··· Information supplied ···

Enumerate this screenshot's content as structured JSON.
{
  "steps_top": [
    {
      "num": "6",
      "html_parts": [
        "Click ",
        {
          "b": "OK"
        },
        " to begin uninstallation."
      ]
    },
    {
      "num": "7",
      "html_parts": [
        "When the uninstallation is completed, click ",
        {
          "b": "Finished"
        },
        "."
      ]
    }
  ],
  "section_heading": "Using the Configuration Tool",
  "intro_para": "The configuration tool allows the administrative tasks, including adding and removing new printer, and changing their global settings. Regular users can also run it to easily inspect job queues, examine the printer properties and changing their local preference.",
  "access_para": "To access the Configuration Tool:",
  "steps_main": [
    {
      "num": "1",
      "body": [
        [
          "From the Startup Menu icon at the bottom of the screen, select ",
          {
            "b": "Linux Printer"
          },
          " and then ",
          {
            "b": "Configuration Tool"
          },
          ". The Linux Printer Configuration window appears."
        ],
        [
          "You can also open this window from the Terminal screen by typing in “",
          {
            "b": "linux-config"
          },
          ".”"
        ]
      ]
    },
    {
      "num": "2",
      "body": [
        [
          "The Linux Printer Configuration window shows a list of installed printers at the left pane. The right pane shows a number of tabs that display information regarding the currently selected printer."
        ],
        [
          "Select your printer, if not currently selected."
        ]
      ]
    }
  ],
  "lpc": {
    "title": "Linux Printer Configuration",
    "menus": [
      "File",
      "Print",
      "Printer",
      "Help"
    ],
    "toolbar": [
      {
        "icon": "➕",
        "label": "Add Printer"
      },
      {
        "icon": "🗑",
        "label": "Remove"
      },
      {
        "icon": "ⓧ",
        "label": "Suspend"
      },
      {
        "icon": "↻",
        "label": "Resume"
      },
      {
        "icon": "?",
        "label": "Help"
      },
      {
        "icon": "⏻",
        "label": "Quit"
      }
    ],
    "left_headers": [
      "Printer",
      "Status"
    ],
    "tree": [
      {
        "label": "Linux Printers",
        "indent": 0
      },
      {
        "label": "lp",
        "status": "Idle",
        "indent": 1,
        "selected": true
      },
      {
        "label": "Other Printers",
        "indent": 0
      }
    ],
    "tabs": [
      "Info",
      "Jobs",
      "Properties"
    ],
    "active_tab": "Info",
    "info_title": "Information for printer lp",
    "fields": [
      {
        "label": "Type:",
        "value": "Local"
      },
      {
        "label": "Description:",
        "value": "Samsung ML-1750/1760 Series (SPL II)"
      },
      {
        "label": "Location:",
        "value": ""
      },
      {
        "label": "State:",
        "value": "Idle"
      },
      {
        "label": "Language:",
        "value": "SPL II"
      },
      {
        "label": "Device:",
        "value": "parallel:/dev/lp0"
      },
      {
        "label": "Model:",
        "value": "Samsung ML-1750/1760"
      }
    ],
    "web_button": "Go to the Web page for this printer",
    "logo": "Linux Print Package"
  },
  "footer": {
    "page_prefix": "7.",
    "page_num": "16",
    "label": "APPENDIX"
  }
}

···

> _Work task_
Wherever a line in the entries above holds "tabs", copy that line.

> _Answer section_
          "The Linux Printer Configuration window shows a list of installed printers at the left pane. The right pane shows a number of tabs that display information regarding the currently selected printer."
    "tabs": [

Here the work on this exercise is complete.